YOUR GOAL
Count the lines below with the string "numbers" in them. Only the number should be given.

-----

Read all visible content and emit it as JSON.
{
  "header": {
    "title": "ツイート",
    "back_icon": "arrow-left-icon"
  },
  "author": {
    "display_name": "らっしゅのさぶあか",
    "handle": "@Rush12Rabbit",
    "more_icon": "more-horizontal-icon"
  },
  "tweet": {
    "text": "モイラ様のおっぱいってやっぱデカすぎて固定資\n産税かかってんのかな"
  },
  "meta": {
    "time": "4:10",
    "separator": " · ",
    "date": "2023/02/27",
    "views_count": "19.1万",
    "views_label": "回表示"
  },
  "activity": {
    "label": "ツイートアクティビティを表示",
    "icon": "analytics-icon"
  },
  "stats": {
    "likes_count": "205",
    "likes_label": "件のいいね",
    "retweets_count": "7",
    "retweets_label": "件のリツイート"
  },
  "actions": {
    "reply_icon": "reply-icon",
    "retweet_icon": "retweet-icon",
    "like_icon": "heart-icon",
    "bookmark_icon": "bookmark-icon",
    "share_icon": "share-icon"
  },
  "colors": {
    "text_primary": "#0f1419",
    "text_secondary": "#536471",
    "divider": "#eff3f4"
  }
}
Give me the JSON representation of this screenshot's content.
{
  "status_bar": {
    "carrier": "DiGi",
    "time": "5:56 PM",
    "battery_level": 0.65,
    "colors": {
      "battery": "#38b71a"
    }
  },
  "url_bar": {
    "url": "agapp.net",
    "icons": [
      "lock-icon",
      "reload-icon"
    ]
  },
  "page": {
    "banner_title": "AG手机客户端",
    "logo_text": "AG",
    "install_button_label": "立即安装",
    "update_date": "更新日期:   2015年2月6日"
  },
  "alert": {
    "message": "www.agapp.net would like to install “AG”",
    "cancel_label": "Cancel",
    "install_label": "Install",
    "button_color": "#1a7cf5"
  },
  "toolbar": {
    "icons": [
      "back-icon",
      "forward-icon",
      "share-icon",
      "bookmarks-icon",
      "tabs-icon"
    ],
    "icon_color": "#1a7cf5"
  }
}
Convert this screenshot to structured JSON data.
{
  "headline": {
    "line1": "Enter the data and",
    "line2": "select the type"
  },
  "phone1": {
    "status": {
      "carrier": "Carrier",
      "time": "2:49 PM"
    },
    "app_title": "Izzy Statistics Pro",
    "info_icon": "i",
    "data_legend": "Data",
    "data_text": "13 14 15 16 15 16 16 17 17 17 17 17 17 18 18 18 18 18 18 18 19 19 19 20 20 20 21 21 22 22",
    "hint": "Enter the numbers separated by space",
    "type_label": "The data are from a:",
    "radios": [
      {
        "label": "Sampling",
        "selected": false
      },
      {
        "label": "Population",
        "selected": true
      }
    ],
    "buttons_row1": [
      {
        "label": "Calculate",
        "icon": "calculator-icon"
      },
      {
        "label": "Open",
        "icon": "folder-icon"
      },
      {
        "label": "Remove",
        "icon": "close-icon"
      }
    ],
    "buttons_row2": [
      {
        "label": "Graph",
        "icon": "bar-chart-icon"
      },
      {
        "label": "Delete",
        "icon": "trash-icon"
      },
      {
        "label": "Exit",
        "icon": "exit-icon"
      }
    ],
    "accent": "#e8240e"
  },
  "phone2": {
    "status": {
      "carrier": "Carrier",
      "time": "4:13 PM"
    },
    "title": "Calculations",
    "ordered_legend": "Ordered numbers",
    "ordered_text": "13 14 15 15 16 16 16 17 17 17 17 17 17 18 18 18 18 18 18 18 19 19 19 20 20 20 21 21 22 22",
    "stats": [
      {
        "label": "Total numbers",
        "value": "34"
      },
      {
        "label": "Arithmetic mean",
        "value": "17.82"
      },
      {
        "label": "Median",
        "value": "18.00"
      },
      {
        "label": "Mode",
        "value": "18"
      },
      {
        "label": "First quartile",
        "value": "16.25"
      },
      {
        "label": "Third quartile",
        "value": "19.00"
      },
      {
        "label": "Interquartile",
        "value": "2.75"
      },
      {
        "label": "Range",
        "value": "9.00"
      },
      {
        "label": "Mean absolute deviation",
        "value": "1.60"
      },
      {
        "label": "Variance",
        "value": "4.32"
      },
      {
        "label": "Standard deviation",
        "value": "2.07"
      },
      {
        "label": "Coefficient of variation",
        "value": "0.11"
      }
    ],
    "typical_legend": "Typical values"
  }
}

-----

TASK RESULT
3